Christian IX (8 April 1818 – 29 January 1906) was King of Denmark from 16 November 1863 to 29 January 1906. He became known as "the father-in-law of Europe", as his six children married into other royal houses; most current European monarchs are descended from him. King Harald V of Norway, Queen Margrethe II of Denmark, Prince Philip, Duke of Edinburgh, Charles, Prince of Wales, Queen Sofía of Spain and Constantine II of Greece (the former and last King of the Hellenes) are all male-line descendants of Christian IX.  Four of his children sat on the thrones (either as monarchs or as a consort) of Denmark, the United Kingdom, Russia and Greece. A fifth, daughter Thyra, would have become Queen of Hanover, had her husband's throne not been abolished before his reign began. The great dynastical success of the six children was to a great extent not the favor of Christian IX himself, but due to the dynastical ambitions of his wife Louise of Hesse-Kassel. Some have compared her dynastical capabilities with those of Queen Victoria of the United Kingdom.  Four of his children sat on the thrones (either as monarchs or as a consort) of Denmark, the United Kingdom, Russia and Greece. A fifth, daughter Thyra, would have become Queen of Hanover, had her husband's throne not been abolished before his reign began. The great dynastical success of the six children was to a great extent not the favor of Christian IX himself, but due to the dynastical ambitions of his wife Louise of Hesse-Kassel. Some have compared her dynastical capabilities with those of Queen Victoria of the United Kingdom.
Christian's grandsons included Nicholas II of Russia, Constantine I of Greece, George V of the United Kingdom, Christian X of Denmark and Haakon VII of Norway. He was, in the last years of his life, named Europe's "father-in-law". Today, most of Europe's reigning and ex-reigning royal families are direct descendants of Christian IX.
There is a story that, while on an outing with his children and their families, they happened across a lost man whom they helped to find his way. Upon reaching the road, the man inquired as to the identities of Christian and his family. Christian replied truthfully, stating the names and titles of all present. Not believing Christian but instead taking it in humour, he proclaimed himself to be Jesus Christ before thanking them and departing.

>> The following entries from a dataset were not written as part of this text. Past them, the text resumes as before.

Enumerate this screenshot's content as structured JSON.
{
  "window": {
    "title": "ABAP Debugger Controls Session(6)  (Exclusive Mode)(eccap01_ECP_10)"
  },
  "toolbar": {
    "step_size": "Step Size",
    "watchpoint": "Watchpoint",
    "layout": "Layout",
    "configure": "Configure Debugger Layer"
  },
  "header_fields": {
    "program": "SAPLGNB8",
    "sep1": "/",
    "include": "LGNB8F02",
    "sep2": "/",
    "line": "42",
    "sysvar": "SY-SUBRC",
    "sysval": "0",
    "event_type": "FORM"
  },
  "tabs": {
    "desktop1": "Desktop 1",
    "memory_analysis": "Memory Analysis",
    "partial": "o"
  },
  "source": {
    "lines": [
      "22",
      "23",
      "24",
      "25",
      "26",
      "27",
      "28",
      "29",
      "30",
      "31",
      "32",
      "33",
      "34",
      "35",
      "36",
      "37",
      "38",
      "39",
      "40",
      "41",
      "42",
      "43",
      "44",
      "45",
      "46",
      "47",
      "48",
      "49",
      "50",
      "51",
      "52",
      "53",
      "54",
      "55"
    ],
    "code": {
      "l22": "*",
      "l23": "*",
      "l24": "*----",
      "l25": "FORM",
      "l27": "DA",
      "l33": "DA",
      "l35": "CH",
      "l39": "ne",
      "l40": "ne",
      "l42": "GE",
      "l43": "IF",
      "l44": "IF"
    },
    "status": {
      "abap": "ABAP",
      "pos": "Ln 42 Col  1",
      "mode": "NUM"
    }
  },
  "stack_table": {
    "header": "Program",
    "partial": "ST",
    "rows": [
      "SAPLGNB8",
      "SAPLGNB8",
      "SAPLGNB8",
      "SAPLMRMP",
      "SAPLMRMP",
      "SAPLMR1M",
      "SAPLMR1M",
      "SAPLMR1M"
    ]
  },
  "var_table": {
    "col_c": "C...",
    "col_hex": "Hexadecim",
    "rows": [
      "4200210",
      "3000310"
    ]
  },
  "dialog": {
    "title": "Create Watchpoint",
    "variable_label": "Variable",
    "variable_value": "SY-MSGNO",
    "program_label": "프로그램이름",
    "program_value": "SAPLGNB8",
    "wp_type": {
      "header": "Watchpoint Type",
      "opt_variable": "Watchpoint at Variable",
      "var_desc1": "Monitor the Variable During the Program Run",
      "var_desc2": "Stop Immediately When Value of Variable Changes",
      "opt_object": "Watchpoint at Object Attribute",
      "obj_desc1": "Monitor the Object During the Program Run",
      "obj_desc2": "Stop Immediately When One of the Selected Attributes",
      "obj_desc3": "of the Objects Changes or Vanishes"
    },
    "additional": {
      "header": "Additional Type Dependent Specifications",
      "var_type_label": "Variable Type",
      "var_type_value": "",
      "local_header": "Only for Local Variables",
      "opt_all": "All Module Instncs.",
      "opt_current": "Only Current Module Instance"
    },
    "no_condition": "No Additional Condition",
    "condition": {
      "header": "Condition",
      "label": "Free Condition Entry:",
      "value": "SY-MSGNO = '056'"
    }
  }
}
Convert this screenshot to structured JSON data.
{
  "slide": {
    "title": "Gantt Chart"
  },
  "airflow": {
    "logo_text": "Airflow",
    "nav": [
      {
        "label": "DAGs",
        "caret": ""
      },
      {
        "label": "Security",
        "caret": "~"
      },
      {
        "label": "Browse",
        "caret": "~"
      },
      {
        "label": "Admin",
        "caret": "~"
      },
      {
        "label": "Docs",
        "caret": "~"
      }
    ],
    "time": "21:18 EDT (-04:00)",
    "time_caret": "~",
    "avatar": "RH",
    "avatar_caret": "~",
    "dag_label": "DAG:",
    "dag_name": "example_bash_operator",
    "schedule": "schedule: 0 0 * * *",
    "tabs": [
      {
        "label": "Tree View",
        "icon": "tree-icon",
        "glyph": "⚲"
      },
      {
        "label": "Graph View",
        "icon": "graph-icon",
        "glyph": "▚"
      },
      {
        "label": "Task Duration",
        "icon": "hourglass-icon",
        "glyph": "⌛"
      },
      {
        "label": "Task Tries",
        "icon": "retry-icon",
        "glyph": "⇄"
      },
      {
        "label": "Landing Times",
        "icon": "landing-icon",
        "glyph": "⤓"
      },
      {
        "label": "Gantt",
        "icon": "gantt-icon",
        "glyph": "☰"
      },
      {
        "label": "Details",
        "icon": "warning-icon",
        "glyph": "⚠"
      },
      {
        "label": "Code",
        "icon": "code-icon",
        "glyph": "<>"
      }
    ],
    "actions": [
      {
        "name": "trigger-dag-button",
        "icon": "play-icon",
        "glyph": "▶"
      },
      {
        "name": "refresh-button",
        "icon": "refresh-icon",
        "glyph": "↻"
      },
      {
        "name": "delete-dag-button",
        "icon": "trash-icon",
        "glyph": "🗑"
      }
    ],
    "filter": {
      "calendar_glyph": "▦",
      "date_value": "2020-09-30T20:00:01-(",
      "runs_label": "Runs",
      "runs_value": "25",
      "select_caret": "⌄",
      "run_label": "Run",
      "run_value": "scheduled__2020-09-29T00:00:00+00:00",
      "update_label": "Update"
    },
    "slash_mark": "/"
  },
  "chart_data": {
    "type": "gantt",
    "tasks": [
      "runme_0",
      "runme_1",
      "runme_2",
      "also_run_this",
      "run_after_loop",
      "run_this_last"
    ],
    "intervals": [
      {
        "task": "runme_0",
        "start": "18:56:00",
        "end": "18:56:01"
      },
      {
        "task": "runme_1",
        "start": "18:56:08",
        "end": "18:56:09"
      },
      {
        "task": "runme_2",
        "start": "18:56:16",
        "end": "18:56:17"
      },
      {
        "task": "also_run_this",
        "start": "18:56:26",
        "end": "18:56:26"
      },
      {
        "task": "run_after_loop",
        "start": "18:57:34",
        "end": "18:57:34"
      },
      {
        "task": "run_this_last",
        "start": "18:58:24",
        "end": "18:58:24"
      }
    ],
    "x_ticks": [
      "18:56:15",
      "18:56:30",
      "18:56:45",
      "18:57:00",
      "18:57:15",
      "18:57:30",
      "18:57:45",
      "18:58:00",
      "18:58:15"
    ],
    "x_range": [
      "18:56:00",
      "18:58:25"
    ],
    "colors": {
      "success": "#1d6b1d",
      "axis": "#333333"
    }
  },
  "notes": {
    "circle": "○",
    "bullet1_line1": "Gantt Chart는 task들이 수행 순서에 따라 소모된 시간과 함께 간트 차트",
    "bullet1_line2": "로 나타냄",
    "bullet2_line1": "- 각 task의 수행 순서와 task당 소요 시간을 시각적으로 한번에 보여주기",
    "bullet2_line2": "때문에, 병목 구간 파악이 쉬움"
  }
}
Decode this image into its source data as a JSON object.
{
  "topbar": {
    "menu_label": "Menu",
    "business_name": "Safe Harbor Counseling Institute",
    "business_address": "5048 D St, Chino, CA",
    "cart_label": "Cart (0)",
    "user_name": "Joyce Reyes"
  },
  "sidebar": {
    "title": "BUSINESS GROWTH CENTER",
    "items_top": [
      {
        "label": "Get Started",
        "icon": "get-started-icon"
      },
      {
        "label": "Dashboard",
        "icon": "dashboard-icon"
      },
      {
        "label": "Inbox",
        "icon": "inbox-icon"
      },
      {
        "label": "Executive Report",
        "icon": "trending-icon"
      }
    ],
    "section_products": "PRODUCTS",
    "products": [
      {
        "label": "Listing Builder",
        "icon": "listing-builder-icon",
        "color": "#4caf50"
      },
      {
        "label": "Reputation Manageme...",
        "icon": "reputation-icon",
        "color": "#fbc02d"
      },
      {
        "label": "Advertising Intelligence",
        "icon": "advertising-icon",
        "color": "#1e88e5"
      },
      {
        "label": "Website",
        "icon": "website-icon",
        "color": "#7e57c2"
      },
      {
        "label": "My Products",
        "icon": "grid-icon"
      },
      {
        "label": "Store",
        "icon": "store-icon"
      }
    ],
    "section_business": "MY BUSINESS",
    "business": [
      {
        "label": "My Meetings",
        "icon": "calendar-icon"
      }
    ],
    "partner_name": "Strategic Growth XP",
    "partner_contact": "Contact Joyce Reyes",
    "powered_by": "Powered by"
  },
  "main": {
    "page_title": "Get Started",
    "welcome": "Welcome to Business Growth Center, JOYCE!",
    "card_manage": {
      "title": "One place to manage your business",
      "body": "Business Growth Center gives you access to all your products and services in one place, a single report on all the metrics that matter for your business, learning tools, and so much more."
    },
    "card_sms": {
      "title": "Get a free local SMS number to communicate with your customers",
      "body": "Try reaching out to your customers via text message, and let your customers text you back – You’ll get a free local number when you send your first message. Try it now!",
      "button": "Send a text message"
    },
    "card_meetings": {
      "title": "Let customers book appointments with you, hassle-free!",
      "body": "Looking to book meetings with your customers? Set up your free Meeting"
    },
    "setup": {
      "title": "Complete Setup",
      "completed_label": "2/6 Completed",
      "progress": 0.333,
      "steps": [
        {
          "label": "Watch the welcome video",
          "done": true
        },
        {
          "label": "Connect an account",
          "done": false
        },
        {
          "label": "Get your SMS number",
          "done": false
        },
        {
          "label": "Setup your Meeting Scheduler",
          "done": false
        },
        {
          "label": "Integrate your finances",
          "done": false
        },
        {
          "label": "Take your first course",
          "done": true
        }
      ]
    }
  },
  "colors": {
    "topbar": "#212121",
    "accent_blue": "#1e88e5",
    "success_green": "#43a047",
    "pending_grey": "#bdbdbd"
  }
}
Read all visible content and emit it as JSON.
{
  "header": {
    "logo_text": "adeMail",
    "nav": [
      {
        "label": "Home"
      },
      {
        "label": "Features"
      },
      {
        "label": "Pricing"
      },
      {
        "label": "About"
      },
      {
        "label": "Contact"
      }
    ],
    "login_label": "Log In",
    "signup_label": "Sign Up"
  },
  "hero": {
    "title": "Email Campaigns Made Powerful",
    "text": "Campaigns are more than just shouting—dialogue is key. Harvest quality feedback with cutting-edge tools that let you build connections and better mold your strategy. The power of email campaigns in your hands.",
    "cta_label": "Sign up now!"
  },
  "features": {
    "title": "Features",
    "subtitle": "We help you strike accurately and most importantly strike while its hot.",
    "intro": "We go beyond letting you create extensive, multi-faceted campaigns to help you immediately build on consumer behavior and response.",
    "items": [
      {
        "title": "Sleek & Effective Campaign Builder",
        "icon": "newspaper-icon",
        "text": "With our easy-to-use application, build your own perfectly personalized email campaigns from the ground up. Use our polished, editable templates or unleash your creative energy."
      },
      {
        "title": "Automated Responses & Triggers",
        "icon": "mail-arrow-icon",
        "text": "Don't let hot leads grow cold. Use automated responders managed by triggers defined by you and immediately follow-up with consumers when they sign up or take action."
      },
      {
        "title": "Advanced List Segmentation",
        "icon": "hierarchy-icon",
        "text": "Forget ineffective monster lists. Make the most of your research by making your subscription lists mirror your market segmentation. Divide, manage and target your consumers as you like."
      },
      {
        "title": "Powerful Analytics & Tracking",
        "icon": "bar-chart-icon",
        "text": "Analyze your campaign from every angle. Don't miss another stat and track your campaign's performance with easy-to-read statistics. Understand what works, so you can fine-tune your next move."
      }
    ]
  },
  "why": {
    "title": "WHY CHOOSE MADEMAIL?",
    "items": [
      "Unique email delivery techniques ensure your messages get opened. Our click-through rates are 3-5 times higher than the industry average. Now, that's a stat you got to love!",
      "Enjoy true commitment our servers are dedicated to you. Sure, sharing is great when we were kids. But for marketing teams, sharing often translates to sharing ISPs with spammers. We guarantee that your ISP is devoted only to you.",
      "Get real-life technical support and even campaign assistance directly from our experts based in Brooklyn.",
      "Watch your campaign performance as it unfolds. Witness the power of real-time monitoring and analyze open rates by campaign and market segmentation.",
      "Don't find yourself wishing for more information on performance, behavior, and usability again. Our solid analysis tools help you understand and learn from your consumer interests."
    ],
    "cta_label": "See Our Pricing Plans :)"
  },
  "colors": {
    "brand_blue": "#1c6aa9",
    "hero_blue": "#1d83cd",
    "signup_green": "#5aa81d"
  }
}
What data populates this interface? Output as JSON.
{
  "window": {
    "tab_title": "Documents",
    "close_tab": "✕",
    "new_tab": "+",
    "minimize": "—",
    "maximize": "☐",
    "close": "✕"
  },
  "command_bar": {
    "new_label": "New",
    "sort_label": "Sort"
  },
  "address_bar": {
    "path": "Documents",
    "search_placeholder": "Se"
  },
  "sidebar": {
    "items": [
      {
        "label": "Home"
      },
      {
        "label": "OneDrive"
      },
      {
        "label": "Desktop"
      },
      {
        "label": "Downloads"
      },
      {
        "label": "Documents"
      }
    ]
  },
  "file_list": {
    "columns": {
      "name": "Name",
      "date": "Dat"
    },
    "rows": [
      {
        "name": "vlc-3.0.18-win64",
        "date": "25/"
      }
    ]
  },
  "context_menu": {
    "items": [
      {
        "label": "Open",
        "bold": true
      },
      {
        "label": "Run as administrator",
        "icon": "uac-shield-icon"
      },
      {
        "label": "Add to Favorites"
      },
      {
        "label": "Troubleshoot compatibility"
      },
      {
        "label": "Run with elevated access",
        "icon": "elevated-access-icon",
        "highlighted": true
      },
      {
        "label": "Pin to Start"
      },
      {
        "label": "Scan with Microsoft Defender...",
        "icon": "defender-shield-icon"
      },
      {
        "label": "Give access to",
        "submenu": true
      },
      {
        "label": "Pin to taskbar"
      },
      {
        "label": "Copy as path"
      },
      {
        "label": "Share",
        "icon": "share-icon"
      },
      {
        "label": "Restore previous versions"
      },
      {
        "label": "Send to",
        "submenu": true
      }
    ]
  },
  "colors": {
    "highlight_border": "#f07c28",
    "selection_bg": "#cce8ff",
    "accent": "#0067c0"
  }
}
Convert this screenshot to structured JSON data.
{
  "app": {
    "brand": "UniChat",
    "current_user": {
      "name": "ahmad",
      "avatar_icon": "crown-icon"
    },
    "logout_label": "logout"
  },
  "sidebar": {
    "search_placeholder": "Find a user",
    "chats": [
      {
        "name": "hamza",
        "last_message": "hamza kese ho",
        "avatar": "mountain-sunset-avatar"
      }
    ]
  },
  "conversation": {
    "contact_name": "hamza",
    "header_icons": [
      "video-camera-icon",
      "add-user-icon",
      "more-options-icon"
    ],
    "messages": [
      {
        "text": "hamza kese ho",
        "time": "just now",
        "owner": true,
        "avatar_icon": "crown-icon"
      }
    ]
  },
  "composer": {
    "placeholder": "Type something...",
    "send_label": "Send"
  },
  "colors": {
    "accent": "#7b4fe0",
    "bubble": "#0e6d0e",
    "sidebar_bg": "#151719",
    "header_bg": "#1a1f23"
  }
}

Sunday, July 24, 2011

IT'S PUNDAY!

A man walks into a bar with a slab of asphalt under his arm, and says: "A beer please, and one for the road."